┌─ Stored data
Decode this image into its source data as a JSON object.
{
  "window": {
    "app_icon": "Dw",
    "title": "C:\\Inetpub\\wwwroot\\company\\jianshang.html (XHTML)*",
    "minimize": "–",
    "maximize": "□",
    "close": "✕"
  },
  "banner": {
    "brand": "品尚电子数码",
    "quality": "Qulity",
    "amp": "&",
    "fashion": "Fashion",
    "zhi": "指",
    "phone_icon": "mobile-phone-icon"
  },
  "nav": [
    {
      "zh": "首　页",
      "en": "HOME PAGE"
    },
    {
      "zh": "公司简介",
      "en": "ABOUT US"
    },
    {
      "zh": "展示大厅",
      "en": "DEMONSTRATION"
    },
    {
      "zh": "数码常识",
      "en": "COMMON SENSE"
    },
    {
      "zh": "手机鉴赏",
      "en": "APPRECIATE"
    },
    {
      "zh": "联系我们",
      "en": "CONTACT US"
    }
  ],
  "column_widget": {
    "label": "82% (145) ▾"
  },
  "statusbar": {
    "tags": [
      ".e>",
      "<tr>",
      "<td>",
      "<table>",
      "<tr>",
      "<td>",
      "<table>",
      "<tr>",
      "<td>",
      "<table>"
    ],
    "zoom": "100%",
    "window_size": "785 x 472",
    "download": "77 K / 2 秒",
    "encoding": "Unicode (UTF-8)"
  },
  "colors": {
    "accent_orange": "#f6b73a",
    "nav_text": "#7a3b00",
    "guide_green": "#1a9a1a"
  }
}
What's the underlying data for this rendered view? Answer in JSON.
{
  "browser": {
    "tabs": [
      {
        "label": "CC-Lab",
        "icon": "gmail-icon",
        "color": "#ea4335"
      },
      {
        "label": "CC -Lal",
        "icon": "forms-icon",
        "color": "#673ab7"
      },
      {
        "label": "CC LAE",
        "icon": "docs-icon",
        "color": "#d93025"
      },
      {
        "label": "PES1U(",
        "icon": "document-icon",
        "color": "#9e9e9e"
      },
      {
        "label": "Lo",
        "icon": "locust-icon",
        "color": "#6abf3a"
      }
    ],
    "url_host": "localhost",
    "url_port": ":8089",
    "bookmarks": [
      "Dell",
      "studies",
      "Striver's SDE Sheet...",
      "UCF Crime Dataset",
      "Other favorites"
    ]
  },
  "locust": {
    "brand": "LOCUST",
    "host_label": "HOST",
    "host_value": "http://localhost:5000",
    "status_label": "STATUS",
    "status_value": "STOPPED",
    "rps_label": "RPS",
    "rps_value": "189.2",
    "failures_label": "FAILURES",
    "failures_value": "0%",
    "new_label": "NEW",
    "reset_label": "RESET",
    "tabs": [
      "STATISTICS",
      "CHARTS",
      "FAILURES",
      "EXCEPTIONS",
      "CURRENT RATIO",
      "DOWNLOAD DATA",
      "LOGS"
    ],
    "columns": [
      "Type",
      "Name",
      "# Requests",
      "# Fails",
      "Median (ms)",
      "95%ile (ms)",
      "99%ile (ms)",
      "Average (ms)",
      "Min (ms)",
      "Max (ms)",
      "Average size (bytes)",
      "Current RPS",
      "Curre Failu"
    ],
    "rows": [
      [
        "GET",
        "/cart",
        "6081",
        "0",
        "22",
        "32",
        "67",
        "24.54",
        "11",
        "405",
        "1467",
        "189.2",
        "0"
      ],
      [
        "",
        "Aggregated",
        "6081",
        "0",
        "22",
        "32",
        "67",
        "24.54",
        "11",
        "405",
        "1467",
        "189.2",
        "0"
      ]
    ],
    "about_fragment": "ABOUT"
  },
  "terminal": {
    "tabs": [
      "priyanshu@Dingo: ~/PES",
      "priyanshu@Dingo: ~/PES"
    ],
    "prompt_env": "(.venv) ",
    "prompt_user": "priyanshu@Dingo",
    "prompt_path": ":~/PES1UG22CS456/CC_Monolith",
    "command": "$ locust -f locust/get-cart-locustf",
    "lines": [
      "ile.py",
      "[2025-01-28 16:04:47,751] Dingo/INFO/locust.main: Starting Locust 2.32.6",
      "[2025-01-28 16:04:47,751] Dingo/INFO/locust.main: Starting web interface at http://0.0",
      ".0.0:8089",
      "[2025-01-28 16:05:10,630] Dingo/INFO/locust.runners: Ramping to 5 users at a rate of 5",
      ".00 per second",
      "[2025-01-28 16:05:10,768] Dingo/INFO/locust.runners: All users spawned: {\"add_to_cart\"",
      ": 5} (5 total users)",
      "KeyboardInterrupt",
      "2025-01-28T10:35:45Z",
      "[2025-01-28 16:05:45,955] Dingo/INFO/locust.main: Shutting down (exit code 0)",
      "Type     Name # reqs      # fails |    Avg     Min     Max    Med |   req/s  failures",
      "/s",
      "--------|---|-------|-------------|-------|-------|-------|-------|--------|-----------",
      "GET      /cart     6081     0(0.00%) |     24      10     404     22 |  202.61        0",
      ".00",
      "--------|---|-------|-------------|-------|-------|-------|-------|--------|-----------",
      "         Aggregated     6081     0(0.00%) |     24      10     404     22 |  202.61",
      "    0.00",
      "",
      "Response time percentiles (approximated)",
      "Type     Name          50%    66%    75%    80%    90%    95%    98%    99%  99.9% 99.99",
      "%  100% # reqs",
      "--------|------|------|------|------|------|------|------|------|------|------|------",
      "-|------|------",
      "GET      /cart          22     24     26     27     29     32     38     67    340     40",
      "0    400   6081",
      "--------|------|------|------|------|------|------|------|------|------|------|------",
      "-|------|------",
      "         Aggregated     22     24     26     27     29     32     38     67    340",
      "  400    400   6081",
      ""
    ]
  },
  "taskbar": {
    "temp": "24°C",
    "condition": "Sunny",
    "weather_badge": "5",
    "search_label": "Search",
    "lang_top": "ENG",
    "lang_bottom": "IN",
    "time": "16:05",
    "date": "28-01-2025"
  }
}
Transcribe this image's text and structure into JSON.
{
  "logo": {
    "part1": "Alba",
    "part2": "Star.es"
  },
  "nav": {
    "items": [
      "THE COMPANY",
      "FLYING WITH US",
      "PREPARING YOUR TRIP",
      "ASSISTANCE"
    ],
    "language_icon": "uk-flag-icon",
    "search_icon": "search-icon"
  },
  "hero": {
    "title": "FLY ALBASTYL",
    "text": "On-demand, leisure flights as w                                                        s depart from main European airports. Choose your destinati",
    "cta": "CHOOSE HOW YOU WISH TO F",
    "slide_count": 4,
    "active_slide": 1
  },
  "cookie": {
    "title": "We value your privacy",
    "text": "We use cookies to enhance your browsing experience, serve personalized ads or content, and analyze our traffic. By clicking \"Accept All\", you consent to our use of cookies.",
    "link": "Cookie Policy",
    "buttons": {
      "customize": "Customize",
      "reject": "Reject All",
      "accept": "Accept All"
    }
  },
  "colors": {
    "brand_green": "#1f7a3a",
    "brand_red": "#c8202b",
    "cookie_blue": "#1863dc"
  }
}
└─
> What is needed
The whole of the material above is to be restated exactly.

> Answer below
Decode this image into its source data as a JSON object.
{
  "window": {
    "app_icon": "Dw",
    "title": "C:\\Inetpub\\wwwroot\\company\\jianshang.html (XHTML)*",
    "minimize": "–",
    "maximize": "□",
    "close": "✕"
  },
  "banner": {
    "brand": "品尚电子数码",
    "quality": "Qulity",
    "amp": "&",
    "fashion": "Fashion",
    "zhi": "指",
    "phone_icon": "mobile-phone-icon"
  },
  "nav": [
    {
      "zh": "首　页",
      "en": "HOME PAGE"
    },
    {
      "zh": "公司简介",
      "en": "ABOUT US"
    },
    {
      "zh": "展示大厅",
      "en": "DEMONSTRATION"
    },
    {
      "zh": "数码常识",
      "en": "COMMON SENSE"
    },
    {
      "zh": "手机鉴赏",
      "en": "APPRECIATE"
    },
    {
      "zh": "联系我们",
      "en": "CONTACT US"
    }
  ],
  "column_widget": {
    "label": "82% (145) ▾"
  },
  "statusbar": {
    "tags": [
      ".e>",
      "<tr>",
      "<td>",
      "<table>",
      "<tr>",
      "<td>",
      "<table>",
      "<tr>",
      "<td>",
      "<table>"
    ],
    "zoom": "100%",
    "window_size": "785 x 472",
    "download": "77 K / 2 秒",
    "encoding": "Unicode (UTF-8)"
  },
  "colors": {
    "accent_orange": "#f6b73a",
    "nav_text": "#7a3b00",
    "guide_green": "#1a9a1a"
  }
}
What's the underlying data for this rendered view? Answer in JSON.
{
  "browser": {
    "tabs": [
      {
        "label": "CC-Lab",
        "icon": "gmail-icon",
        "color": "#ea4335"
      },
      {
        "label": "CC -Lal",
        "icon": "forms-icon",
        "color": "#673ab7"
      },
      {
        "label": "CC LAE",
        "icon": "docs-icon",
        "color": "#d93025"
      },
      {
        "label": "PES1U(",
        "icon": "document-icon",
        "color": "#9e9e9e"
      },
      {
        "label": "Lo",
        "icon": "locust-icon",
        "color": "#6abf3a"
      }
    ],
    "url_host": "localhost",
    "url_port": ":8089",
    "bookmarks": [
      "Dell",
      "studies",
      "Striver's SDE Sheet...",
      "UCF Crime Dataset",
      "Other favorites"
    ]
  },
  "locust": {
    "brand": "LOCUST",
    "host_label": "HOST",
    "host_value": "http://localhost:5000",
    "status_label": "STATUS",
    "status_value": "STOPPED",
    "rps_label": "RPS",
    "rps_value": "189.2",
    "failures_label": "FAILURES",
    "failures_value": "0%",
    "new_label": "NEW",
    "reset_label": "RESET",
    "tabs": [
      "STATISTICS",
      "CHARTS",
      "FAILURES",
      "EXCEPTIONS",
      "CURRENT RATIO",
      "DOWNLOAD DATA",
      "LOGS"
    ],
    "columns": [
      "Type",
      "Name",
      "# Requests",
      "# Fails",
      "Median (ms)",
      "95%ile (ms)",
      "99%ile (ms)",
      "Average (ms)",
      "Min (ms)",
      "Max (ms)",
      "Average size (bytes)",
      "Current RPS",
      "Curre Failu"
    ],
    "rows": [
      [
        "GET",
        "/cart",
        "6081",
        "0",
        "22",
        "32",
        "67",
        "24.54",
        "11",
        "405",
        "1467",
        "189.2",
        "0"
      ],
      [
        "",
        "Aggregated",
        "6081",
        "0",
        "22",
        "32",
        "67",
        "24.54",
        "11",
        "405",
        "1467",
        "189.2",
        "0"
      ]
    ],
    "about_fragment": "ABOUT"
  },
  "terminal": {
    "tabs": [
      "priyanshu@Dingo: ~/PES",
      "priyanshu@Dingo: ~/PES"
    ],
    "prompt_env": "(.venv) ",
    "prompt_user": "priyanshu@Dingo",
    "prompt_path": ":~/PES1UG22CS456/CC_Monolith",
    "command": "$ locust -f locust/get-cart-locustf",
    "lines": [
      "ile.py",
      "[2025-01-28 16:04:47,751] Dingo/INFO/locust.main: Starting Locust 2.32.6",
      "[2025-01-28 16:04:47,751] Dingo/INFO/locust.main: Starting web interface at http://0.0",
      ".0.0:8089",
      "[2025-01-28 16:05:10,630] Dingo/INFO/locust.runners: Ramping to 5 users at a rate of 5",
      ".00 per second",
      "[2025-01-28 16:05:10,768] Dingo/INFO/locust.runners: All users spawned: {\"add_to_cart\"",
      ": 5} (5 total users)",
      "KeyboardInterrupt",
      "2025-01-28T10:35:45Z",
      "[2025-01-28 16:05:45,955] Dingo/INFO/locust.main: Shutting down (exit code 0)",
      "Type     Name # reqs      # fails |    Avg     Min     Max    Med |   req/s  failures",
      "/s",
      "--------|---|-------|-------------|-------|-------|-------|-------|--------|-----------",
      "GET      /cart     6081     0(0.00%) |     24      10     404     22 |  202.61        0",
      ".00",
      "--------|---|-------|-------------|-------|-------|-------|-------|--------|-----------",
      "         Aggregated     6081     0(0.00%) |     24      10     404     22 |  202.61",
      "    0.00",
      "",
      "Response time percentiles (approximated)",
      "Type     Name          50%    66%    75%    80%    90%    95%    98%    99%  99.9% 99.99",
      "%  100% # reqs",
      "--------|------|------|------|------|------|------|------|------|------|------|------",
      "-|------|------",
      "GET      /cart          22     24     26     27     29     32     38     67    340     40",
      "0    400   6081",
      "--------|------|------|------|------|------|------|------|------|------|------|------",
      "-|------|------",
      "         Aggregated     22     24     26     27     29     32     38     67    340",
      "  400    400   6081",
      ""
    ]
  },
  "taskbar": {
    "temp": "24°C",
    "condition": "Sunny",
    "weather_badge": "5",
    "search_label": "Search",
    "lang_top": "ENG",
    "lang_bottom": "IN",
    "time": "16:05",
    "date": "28-01-2025"
  }
}
Transcribe this image's text and structure into JSON.
{
  "logo": {
    "part1": "Alba",
    "part2": "Star.es"
  },
  "nav": {
    "items": [
      "THE COMPANY",
      "FLYING WITH US",
      "PREPARING YOUR TRIP",
      "ASSISTANCE"
    ],
    "language_icon": "uk-flag-icon",
    "search_icon": "search-icon"
  },
  "hero": {
    "title": "FLY ALBASTYL",
    "text": "On-demand, leisure flights as w                                                        s depart from main European airports. Choose your destinati",
    "cta": "CHOOSE HOW YOU WISH TO F",
    "slide_count": 4,
    "active_slide": 1
  },
  "cookie": {
    "title": "We value your privacy",
    "text": "We use cookies to enhance your browsing experience, serve personalized ads or content, and analyze our traffic. By clicking \"Accept All\", you consent to our use of cookies.",
    "link": "Cookie Policy",
    "buttons": {
      "customize": "Customize",
      "reject": "Reject All",
      "accept": "Accept All"
    }
  },
  "colors": {
    "brand_green": "#1f7a3a",
    "brand_red": "#c8202b",
    "cookie_blue": "#1863dc"
  }
}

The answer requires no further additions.